“That’s very good for us because we have Carlsberg, Tuborg and 1664 Blanc in our portfolio, and these grow very fast for us,” chief executive Cees ‘t Hart said.

Just last week, Carlsberg raised its expectations for organic operating profit to “high-single-digit” from “mid-single-digit” percentage growth and said it had achieved a strong operating margin improvement. According to brokerage Jefferies, the strong first half of this year “could argue for a further upgrade later in the year”.

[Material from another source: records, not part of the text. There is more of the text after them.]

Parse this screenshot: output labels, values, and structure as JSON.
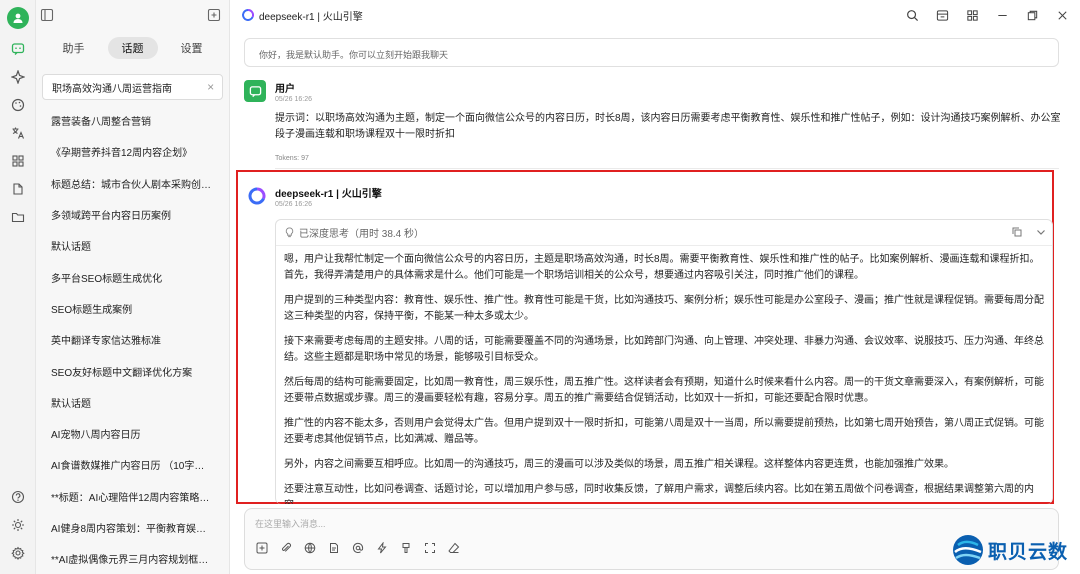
{
  "window": {
    "title": "deepseek-r1 | 火山引擎"
  },
  "sidebar": {
    "tabs": [
      {
        "label": "助手"
      },
      {
        "label": "话题"
      },
      {
        "label": "设置"
      }
    ],
    "active_tab": "话题",
    "topics": [
      "职场高效沟通八周运营指南",
      "露营装备八周整合营销",
      "《孕期营养抖音12周内容企划》",
      "标题总结：城市合伙人剧本采购创业...",
      "多领域跨平台内容日历案例",
      "默认话题",
      "多平台SEO标题生成优化",
      "SEO标题生成案例",
      "英中翻译专家信达雅标准",
      "SEO友好标题中文翻译优化方案",
      "默认话题",
      "AI宠物八周内容日历",
      "AI食谱数媒推广内容日历 （10字，中...",
      "**标题：AI心理陪伴12周内容策略规...",
      "AI健身8周内容策划：平衡教育娱乐营销",
      "**AI虚拟偶像元界三月内容规划框架*..."
    ]
  },
  "chat": {
    "system_message": "你好，我是默认助手。你可以立刻开始跟我聊天",
    "user": {
      "name": "用户",
      "time": "05/26 16:26",
      "text": "提示词：以职场高效沟通为主题，制定一个面向微信公众号的内容日历，时长8周，该内容日历需要考虑平衡教育性、娱乐性和推广性帖子，例如：设计沟通技巧案例解析、办公室段子漫画连载和职场课程双十一限时折扣",
      "tokens": "Tokens: 97"
    },
    "bot": {
      "name": "deepseek-r1 | 火山引擎",
      "time": "05/26 16:26",
      "thinking_label": "已深度思考（用时 38.4 秒）",
      "paragraphs": [
        "嗯，用户让我帮忙制定一个面向微信公众号的内容日历，主题是职场高效沟通，时长8周。需要平衡教育性、娱乐性和推广性的帖子。比如案例解析、漫画连载和课程折扣。首先，我得弄清楚用户的具体需求是什么。他们可能是一个职场培训相关的公众号，想要通过内容吸引关注，同时推广他们的课程。",
        "用户提到的三种类型内容：教育性、娱乐性、推广性。教育性可能是干货，比如沟通技巧、案例分析；娱乐性可能是办公室段子、漫画；推广性就是课程促销。需要每周分配这三种类型的内容，保持平衡，不能某一种太多或太少。",
        "接下来需要考虑每周的主题安排。八周的话，可能需要覆盖不同的沟通场景，比如跨部门沟通、向上管理、冲突处理、非暴力沟通、会议效率、说服技巧、压力沟通、年终总结。这些主题都是职场中常见的场景，能够吸引目标受众。",
        "然后每周的结构可能需要固定，比如周一教育性，周三娱乐性，周五推广性。这样读者会有预期，知道什么时候来看什么内容。周一的干货文章需要深入，有案例解析，可能还要带点数据或步骤。周三的漫画要轻松有趣，容易分享。周五的推广需要结合促销活动，比如双十一折扣，可能还要配合限时优惠。",
        "推广性的内容不能太多，否则用户会觉得太广告。但用户提到双十一限时折扣，可能第八周是双十一当周，所以需要提前预热，比如第七周开始预告，第八周正式促销。可能还要考虑其他促销节点，比如满减、赠品等。",
        "另外，内容之间需要互相呼应。比如周一的沟通技巧，周三的漫画可以涉及类似的场景，周五推广相关课程。这样整体内容更连贯，也能加强推广效果。",
        "还要注意互动性，比如问卷调查、话题讨论，可以增加用户参与感，同时收集反馈，了解用户需求，调整后续内容。比如在第五周做个问卷调查，根据结果调整第六周的内容。"
      ]
    }
  },
  "input": {
    "placeholder": "在这里输入消息..."
  },
  "watermark": {
    "text": "职贝云数"
  },
  "colors": {
    "accent": "#2fb35a",
    "highlight_frame": "#e02020",
    "watermark": "#0a5fb0"
  }
}
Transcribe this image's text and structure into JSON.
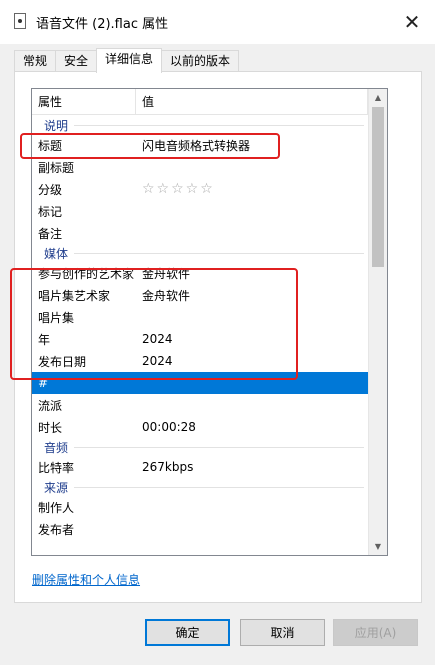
{
  "window": {
    "title": "语音文件 (2).flac 属性",
    "close_glyph": "✕"
  },
  "tabs": [
    {
      "label": "常规"
    },
    {
      "label": "安全"
    },
    {
      "label": "详细信息"
    },
    {
      "label": "以前的版本"
    }
  ],
  "list": {
    "header_property": "属性",
    "header_value": "值",
    "group_description": "说明",
    "title_label": "标题",
    "title_value": "闪电音频格式转换器",
    "subtitle_label": "副标题",
    "rating_label": "分级",
    "rating_stars": "☆☆☆☆☆",
    "tags_label": "标记",
    "comments_label": "备注",
    "group_media": "媒体",
    "contributing_artist_label": "参与创作的艺术家",
    "contributing_artist_value": "金舟软件",
    "album_artist_label": "唱片集艺术家",
    "album_artist_value": "金舟软件",
    "album_label": "唱片集",
    "year_label": "年",
    "year_value": "2024",
    "release_date_label": "发布日期",
    "release_date_value": "2024",
    "track_label": "#",
    "genre_label": "流派",
    "length_label": "时长",
    "length_value": "00:00:28",
    "group_audio": "音频",
    "bitrate_label": "比特率",
    "bitrate_value": "267kbps",
    "group_origin": "来源",
    "producer_label": "制作人",
    "publisher_label": "发布者"
  },
  "scroll": {
    "up_glyph": "▲",
    "down_glyph": "▼"
  },
  "remove_link": "删除属性和个人信息",
  "buttons": {
    "ok": "确定",
    "cancel": "取消",
    "apply": "应用(A)"
  }
}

Carlsberg has shifted its focus from cost-cutting to revenue growth, especially by selling more of its pricier brands. The brewer reported an overall 3 per cent increase in price/mix, which indicates whether the company sold more of its expensive brews. “Asia continues strongly as expected. It looks good over there both on volume and price mix and their craft and speciality beer,” Jyske Markets analyst Henrik Hallengreen Laustsen said.

Vietnamese brewery

Carlsberg hopes to increase its 17 per cent stake in major Vietnamese brewery Habeco, in which the Vietnamese government has a majority stake, but negotiations are dragging on. “We are in continuous talks, progress is slow, but steady,” Hart said. “It is one of the opportunities to use some of our cash,” he added. The brewer saw declining sales in Russia, its second-largest market, due to tough competition and price hikes at the beginning of the year leading to a loss of market share.

Carlsberg acquired Russia’s top beer maker, Baltika, in 2008 but has since issued a string of profit warnings due to toughening regulation of beer – which was only officially classified as an alcoholic drink in 2011. Overall, Carlsberg almost halved its net debt-to-ebitda ratio to a reported 1.33 on Thursday from 2.62 in 2014, but Hart said he expected the number to rise to between 1.5 and 1.6. Sales in the first six months of the year rose 6.5 per cent to 32.99 billion Danish crowns and operating margin came in at 16 per cent, an improvement of 160 basis points. – Reuters